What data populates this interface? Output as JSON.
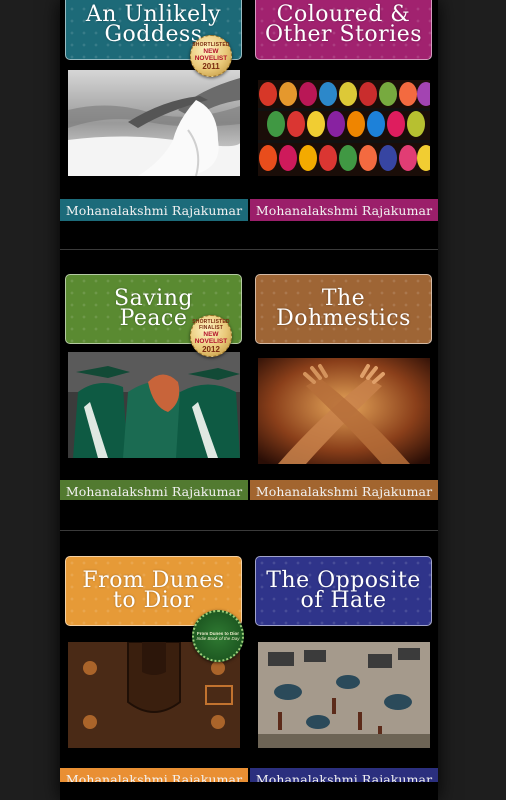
{
  "books": [
    {
      "title": "An Unlikely\nGoddess",
      "author": "Mohanalakshmi Rajakumar",
      "theme_color": "#1d6a78",
      "author_bar_color": "#1c6b7a",
      "badge": {
        "line1": "SHORTLISTED",
        "line2": "NEW NOVELIST",
        "line3": "2011"
      },
      "photo_icon": "beach-woman-image"
    },
    {
      "title": "Coloured &\nOther Stories",
      "author": "Mohanalakshmi Rajakumar",
      "theme_color": "#a1226f",
      "author_bar_color": "#9b1f6a",
      "photo_icon": "colored-lamps-image"
    },
    {
      "title": "Saving\nPeace",
      "author": "Mohanalakshmi Rajakumar",
      "theme_color": "#5a8a31",
      "author_bar_color": "#527a30",
      "badge": {
        "line1": "SHORTLISTED FINALIST",
        "line2": "NEW NOVELIST",
        "line3": "2012"
      },
      "photo_icon": "graduates-image"
    },
    {
      "title": "The Dohmestics",
      "author": "Mohanalakshmi Rajakumar",
      "theme_color": "#9e6535",
      "author_bar_color": "#a2652f",
      "photo_icon": "crossed-hands-image"
    },
    {
      "title": "From Dunes\nto Dior",
      "author": "Mohanalakshmi Rajakumar",
      "theme_color": "#e69a37",
      "author_bar_color": "#e98f33",
      "badge": {
        "line1": "From Dunes to Dior",
        "line2": "Indie Book of the Day"
      },
      "photo_icon": "leather-bag-image"
    },
    {
      "title": "The Opposite\nof Hate",
      "author": "Mohanalakshmi Rajakumar",
      "theme_color": "#2f348a",
      "author_bar_color": "#2b2f7e",
      "photo_icon": "mural-painting-image"
    }
  ]
}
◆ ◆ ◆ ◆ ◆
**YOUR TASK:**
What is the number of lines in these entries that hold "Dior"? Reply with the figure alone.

**SOLUTION TO THIS TASK:**
2